I drew on his words and things that we said to one another during moments that were very special. There’s a particular note he wrote to me that had this beautiful line: “Don’t change, don’t change who you are. You are perfectly imperfect and I’m proud of the woman that you are becoming.” When I’m on set and I have tough days and I don’t know if I can do it, I just remember what he wrote and I feel him encouraging me. That helped me through it a lot. And on top of that, Ryan and the support of the cast. Ryan and Angela were very close to me in terms of being able to help me do a lot. We helped each other, so that’s what kept us going.
You are refreshingly vocal about your mental health. How have you gotten through darker or difficult periods in your career?
I got through it by listening to the voice that was screaming at me: “You need to step out, you’re not okay. In order for you to continue, you need to check out.” I got to establish a relationship with God that is the foundation of keeping me peaceful. I got through those hard moments because I saw perspective in what matters, which is my mental health, my well-being, my family and the things that bring me joy.
What advice would you give to younger, aspiring actresses with regard to taking care of themselves?
Knowing your why and making sure that everything you do is in alignment with what’s truly important to you. Does taking a walk and spending time with your family make you fulfilled? If so, make sure after work, when you’ve given yourself to your craft, to take time to do that for yourself.
You’ve recently started your own production house, 3.16 productions. What was the inspiration behind this and how do you choose what you want to work on?
The inspiration was based on my desire to contribute. I want to contribute positively to what’s already out there. I try to find things that I would want to see or I feel that would be beneficial for us as a community and society to break down and understand. For example, when I wrote Things I Never Told My Father, it was based on me watching my friend go through the grief of his uncle for two to three years. I think about how things might move people into action and then my mind starts to explore and I just start writing.
“I put my heart and my love for Chadwick in this movie. And I’m praying that people feel that.”
You’ve also been experimenting with your style lately. How would you describe it?

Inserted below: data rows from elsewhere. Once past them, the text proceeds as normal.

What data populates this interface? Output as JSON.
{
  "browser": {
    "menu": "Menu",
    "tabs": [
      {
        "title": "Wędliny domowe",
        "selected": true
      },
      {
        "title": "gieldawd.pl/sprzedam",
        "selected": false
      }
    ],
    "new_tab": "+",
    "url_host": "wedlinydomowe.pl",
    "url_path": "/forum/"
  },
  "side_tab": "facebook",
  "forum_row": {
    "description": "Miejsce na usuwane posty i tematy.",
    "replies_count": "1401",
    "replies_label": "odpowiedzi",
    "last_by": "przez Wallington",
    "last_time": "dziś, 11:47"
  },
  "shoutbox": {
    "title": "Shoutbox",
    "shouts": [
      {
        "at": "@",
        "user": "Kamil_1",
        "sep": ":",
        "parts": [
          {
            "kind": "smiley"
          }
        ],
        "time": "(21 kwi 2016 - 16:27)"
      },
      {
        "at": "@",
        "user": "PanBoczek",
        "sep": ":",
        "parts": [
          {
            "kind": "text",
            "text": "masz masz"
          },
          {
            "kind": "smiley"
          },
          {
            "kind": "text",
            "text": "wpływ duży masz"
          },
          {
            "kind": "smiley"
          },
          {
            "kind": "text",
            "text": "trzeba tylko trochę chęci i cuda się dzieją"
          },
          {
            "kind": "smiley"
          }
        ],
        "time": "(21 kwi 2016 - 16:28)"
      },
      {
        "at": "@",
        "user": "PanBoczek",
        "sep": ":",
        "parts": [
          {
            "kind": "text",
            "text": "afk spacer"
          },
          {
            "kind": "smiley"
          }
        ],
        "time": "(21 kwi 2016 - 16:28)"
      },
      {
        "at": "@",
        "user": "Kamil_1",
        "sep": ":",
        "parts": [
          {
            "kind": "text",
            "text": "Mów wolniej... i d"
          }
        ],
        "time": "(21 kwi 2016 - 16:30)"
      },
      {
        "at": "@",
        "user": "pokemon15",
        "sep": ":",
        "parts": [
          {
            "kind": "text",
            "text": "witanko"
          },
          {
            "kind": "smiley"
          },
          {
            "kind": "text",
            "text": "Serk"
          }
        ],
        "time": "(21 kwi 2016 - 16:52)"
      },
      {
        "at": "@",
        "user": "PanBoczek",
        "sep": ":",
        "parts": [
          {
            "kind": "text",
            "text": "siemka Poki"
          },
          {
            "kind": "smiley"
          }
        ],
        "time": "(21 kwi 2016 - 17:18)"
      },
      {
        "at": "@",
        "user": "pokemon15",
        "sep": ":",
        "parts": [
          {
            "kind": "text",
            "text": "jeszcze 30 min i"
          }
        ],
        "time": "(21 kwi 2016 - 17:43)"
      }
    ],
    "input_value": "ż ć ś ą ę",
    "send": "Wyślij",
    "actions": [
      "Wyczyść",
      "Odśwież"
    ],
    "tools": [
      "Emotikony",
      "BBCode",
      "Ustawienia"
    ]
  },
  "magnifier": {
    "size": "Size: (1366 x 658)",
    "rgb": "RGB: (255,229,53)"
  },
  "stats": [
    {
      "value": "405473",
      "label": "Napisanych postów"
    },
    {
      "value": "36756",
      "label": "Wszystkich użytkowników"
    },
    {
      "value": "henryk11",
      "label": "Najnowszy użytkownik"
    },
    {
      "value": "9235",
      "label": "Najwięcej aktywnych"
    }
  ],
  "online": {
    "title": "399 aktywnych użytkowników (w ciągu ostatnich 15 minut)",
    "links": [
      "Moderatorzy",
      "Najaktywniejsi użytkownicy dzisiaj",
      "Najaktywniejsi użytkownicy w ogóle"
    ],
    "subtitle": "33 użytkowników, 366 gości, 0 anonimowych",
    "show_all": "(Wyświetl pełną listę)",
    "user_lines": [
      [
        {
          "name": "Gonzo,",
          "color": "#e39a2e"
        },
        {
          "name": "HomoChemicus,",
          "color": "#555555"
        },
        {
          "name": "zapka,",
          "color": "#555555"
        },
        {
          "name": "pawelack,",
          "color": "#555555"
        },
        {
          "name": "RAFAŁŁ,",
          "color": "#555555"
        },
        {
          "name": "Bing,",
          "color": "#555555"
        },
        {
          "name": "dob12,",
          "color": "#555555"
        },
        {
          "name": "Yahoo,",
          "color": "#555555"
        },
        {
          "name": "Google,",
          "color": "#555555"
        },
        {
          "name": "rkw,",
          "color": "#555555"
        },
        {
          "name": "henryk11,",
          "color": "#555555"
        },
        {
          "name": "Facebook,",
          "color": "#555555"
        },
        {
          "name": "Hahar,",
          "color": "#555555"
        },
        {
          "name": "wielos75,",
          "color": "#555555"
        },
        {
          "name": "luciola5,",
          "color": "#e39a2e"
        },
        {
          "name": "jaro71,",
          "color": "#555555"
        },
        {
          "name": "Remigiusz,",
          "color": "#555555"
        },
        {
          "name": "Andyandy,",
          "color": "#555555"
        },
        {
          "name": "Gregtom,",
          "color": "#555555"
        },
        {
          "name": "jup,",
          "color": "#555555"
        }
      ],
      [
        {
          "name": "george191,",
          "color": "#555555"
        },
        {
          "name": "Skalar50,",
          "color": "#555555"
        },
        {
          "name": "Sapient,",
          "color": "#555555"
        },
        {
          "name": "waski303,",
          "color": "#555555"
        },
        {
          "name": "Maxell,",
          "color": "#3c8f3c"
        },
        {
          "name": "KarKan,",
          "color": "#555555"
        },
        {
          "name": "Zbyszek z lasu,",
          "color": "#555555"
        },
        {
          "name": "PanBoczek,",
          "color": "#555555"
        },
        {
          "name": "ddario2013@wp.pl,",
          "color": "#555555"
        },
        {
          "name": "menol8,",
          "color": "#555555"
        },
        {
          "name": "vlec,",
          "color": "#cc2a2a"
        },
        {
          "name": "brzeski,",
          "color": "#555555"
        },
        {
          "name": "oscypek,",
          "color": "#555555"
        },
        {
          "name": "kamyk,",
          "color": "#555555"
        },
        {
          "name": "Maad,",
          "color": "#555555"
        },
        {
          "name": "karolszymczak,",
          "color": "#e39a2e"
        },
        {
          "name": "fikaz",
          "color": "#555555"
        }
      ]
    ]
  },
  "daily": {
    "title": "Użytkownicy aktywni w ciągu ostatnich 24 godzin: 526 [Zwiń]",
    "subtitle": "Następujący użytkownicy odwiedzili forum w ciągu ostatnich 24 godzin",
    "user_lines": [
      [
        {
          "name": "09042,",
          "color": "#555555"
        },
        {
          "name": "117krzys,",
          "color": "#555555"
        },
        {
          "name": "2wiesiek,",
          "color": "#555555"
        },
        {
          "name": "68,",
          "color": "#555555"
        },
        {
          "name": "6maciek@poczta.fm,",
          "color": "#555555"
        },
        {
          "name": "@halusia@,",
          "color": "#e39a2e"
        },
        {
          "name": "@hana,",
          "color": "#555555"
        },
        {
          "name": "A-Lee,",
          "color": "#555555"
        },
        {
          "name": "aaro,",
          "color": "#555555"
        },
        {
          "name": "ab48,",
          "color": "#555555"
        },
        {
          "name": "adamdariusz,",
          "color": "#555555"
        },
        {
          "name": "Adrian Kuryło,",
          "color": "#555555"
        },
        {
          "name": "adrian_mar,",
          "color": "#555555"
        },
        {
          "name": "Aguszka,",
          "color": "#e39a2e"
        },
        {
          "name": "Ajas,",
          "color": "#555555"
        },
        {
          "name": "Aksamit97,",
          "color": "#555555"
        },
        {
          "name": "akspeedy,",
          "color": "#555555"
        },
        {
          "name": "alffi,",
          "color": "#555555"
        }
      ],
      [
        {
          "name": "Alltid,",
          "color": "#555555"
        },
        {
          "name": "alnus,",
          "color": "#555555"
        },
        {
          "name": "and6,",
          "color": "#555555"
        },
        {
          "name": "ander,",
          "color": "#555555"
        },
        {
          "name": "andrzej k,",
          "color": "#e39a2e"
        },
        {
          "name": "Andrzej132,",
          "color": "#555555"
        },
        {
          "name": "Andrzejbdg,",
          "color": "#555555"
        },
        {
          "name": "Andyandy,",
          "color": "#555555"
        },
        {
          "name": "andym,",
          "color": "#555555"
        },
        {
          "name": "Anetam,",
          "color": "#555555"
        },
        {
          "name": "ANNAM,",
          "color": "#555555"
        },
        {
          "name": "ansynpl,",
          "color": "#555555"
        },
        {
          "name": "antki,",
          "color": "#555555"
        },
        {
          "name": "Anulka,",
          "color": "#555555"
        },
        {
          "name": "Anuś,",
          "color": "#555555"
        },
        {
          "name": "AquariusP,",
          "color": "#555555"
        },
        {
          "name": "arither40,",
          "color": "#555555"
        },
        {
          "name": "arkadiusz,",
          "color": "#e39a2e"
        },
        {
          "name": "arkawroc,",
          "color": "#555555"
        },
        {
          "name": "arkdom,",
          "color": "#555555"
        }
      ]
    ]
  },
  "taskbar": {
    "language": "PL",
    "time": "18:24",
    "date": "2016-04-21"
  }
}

I’ve got an androgynous type of flow going on. My style fluctuates. Some days I want to wear a beautiful dress and other days I want to wear a dope suit with patterns. I’m still discovering it but it’s definitely a flow between masculinity and femininity. I think how I dress is connected to my personality, too. I’m very tomboyish yet incredibly girly. If I see a cute guy I’ll think ‘oh my god’ and then the next day I’m in jeans and chucks just vibing.
And finally, the theme of this issue is ‘Glory’. What does ‘Glory’ mean to you?
When I think about glory, I think about the heavenly realm, something that’s other-worldly. It’s not as complicated as it may sound when I’m describing it. I think about it as your talent, who you are at your highest form. It’s you becoming who you are meant to be. I think about reaching your highest potential and your highest self. That’s beautiful. That’s magnificent. Just who you are on the inside in the purest, most beautiful way of being. That’s glory, man.
Photography Ben Parks
Styling Fabio Immediato
Hair Neil Moodie
Make-up Wendy Rowe/The Wall Group
Manicure Sabrina Gayle/The Wall Group
Set designer Tobias Blackmore
Florist Lucy Jonesy Flowers
Post-production Slick Studios
Producer The Curated
Pre-order your copy of the November ‘Glory’ issue of Vogue Singapore online now or pick it up on newsstands from 21 November 2022.